● **What you are asked to do**: Output the data verbatim, minus the images.

● **Task material**:
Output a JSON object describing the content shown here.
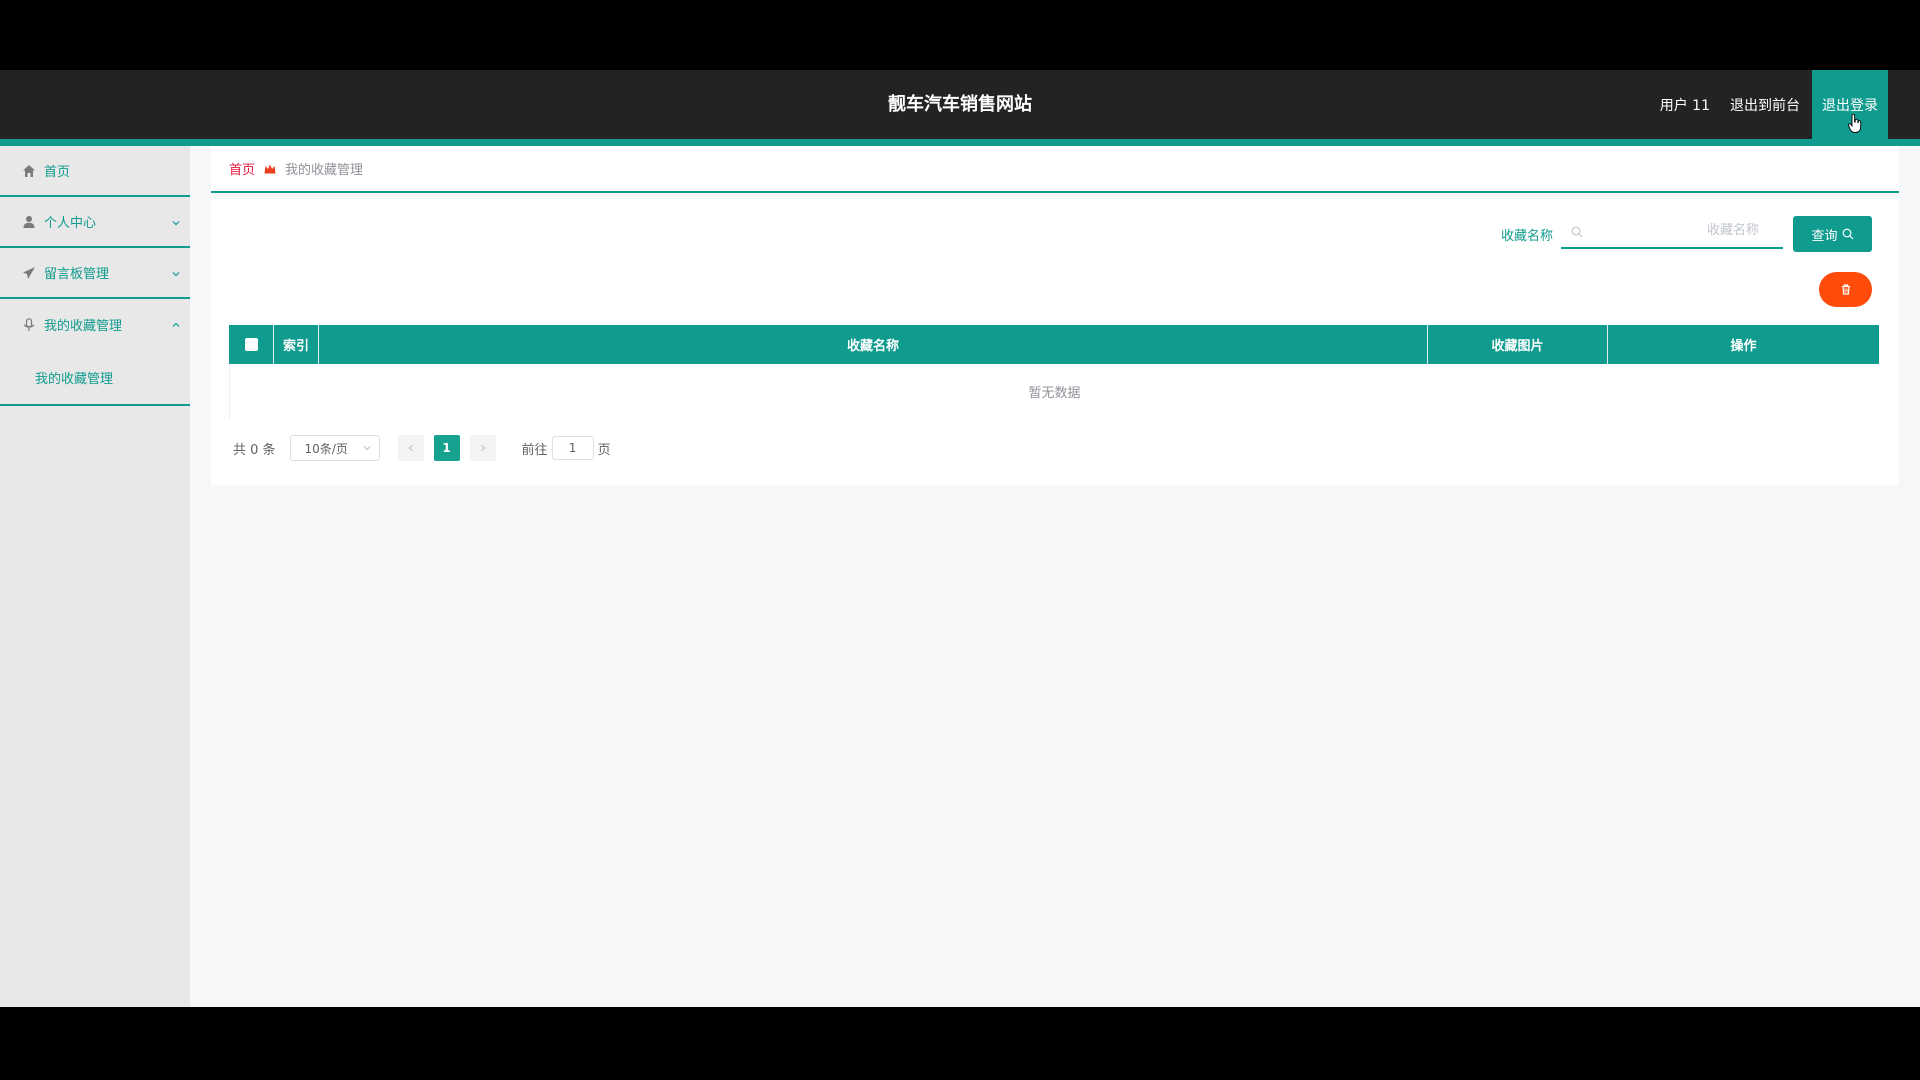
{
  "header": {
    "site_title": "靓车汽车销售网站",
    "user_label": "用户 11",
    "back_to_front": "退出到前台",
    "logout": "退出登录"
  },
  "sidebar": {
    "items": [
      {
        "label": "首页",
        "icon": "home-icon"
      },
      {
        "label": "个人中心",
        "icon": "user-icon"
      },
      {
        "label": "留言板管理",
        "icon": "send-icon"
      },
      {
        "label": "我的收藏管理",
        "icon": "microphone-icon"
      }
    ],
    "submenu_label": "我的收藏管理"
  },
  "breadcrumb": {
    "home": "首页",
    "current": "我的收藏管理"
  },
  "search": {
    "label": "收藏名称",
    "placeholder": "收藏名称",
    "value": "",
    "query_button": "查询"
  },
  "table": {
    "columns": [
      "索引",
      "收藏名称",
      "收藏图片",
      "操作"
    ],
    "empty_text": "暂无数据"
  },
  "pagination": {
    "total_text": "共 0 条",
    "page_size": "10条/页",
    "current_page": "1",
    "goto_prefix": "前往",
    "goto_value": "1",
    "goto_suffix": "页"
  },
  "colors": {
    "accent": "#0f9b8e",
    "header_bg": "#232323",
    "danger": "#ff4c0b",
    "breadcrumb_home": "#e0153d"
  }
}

● **Answer for this exercise**:
Output a JSON object describing the content shown here.
{
  "header": {
    "site_title": "靓车汽车销售网站",
    "user_label": "用户 11",
    "back_to_front": "退出到前台",
    "logout": "退出登录"
  },
  "sidebar": {
    "items": [
      {
        "label": "首页",
        "icon": "home-icon"
      },
      {
        "label": "个人中心",
        "icon": "user-icon"
      },
      {
        "label": "留言板管理",
        "icon": "send-icon"
      },
      {
        "label": "我的收藏管理",
        "icon": "microphone-icon"
      }
    ],
    "submenu_label": "我的收藏管理"
  },
  "breadcrumb": {
    "home": "首页",
    "current": "我的收藏管理"
  },
  "search": {
    "label": "收藏名称",
    "placeholder": "收藏名称",
    "value": "",
    "query_button": "查询"
  },
  "table": {
    "columns": [
      "索引",
      "收藏名称",
      "收藏图片",
      "操作"
    ],
    "empty_text": "暂无数据"
  },
  "pagination": {
    "total_text": "共 0 条",
    "page_size": "10条/页",
    "current_page": "1",
    "goto_prefix": "前往",
    "goto_value": "1",
    "goto_suffix": "页"
  },
  "colors": {
    "accent": "#0f9b8e",
    "header_bg": "#232323",
    "danger": "#ff4c0b",
    "breadcrumb_home": "#e0153d"
  }
}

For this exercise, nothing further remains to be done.